━━ Dataset
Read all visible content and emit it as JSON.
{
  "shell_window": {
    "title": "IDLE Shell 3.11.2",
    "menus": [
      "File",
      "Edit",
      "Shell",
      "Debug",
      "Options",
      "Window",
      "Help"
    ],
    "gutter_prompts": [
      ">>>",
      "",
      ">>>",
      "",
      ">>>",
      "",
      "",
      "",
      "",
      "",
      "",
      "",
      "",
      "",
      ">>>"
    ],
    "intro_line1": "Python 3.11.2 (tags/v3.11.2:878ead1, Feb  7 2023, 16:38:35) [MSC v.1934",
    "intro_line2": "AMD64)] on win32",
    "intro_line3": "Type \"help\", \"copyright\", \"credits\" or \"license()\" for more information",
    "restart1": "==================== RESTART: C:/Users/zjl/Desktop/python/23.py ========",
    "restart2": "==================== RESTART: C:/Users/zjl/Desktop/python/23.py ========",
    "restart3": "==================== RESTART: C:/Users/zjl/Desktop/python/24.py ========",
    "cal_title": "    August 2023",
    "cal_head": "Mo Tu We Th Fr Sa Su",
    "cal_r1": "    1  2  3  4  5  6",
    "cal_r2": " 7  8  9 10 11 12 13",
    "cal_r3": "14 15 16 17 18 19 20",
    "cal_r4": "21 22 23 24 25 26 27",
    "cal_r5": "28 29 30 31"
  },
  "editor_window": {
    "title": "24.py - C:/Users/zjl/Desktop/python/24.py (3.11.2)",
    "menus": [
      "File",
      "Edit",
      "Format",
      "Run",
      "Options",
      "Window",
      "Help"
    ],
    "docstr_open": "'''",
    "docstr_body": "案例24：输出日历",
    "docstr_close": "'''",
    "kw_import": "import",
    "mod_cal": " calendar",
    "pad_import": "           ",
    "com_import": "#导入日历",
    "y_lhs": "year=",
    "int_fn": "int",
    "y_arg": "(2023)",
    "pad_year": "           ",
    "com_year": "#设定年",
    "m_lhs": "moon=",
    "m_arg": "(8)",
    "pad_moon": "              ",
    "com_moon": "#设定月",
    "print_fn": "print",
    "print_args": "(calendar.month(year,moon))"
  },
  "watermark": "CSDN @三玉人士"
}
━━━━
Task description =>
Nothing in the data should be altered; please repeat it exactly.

Answer =>
Read all visible content and emit it as JSON.
{
  "shell_window": {
    "title": "IDLE Shell 3.11.2",
    "menus": [
      "File",
      "Edit",
      "Shell",
      "Debug",
      "Options",
      "Window",
      "Help"
    ],
    "gutter_prompts": [
      ">>>",
      "",
      ">>>",
      "",
      ">>>",
      "",
      "",
      "",
      "",
      "",
      "",
      "",
      "",
      "",
      ">>>"
    ],
    "intro_line1": "Python 3.11.2 (tags/v3.11.2:878ead1, Feb  7 2023, 16:38:35) [MSC v.1934",
    "intro_line2": "AMD64)] on win32",
    "intro_line3": "Type \"help\", \"copyright\", \"credits\" or \"license()\" for more information",
    "restart1": "==================== RESTART: C:/Users/zjl/Desktop/python/23.py ========",
    "restart2": "==================== RESTART: C:/Users/zjl/Desktop/python/23.py ========",
    "restart3": "==================== RESTART: C:/Users/zjl/Desktop/python/24.py ========",
    "cal_title": "    August 2023",
    "cal_head": "Mo Tu We Th Fr Sa Su",
    "cal_r1": "    1  2  3  4  5  6",
    "cal_r2": " 7  8  9 10 11 12 13",
    "cal_r3": "14 15 16 17 18 19 20",
    "cal_r4": "21 22 23 24 25 26 27",
    "cal_r5": "28 29 30 31"
  },
  "editor_window": {
    "title": "24.py - C:/Users/zjl/Desktop/python/24.py (3.11.2)",
    "menus": [
      "File",
      "Edit",
      "Format",
      "Run",
      "Options",
      "Window",
      "Help"
    ],
    "docstr_open": "'''",
    "docstr_body": "案例24：输出日历",
    "docstr_close": "'''",
    "kw_import": "import",
    "mod_cal": " calendar",
    "pad_import": "           ",
    "com_import": "#导入日历",
    "y_lhs": "year=",
    "int_fn": "int",
    "y_arg": "(2023)",
    "pad_year": "           ",
    "com_year": "#设定年",
    "m_lhs": "moon=",
    "m_arg": "(8)",
    "pad_moon": "              ",
    "com_moon": "#设定月",
    "print_fn": "print",
    "print_args": "(calendar.month(year,moon))"
  },
  "watermark": "CSDN @三玉人士"
}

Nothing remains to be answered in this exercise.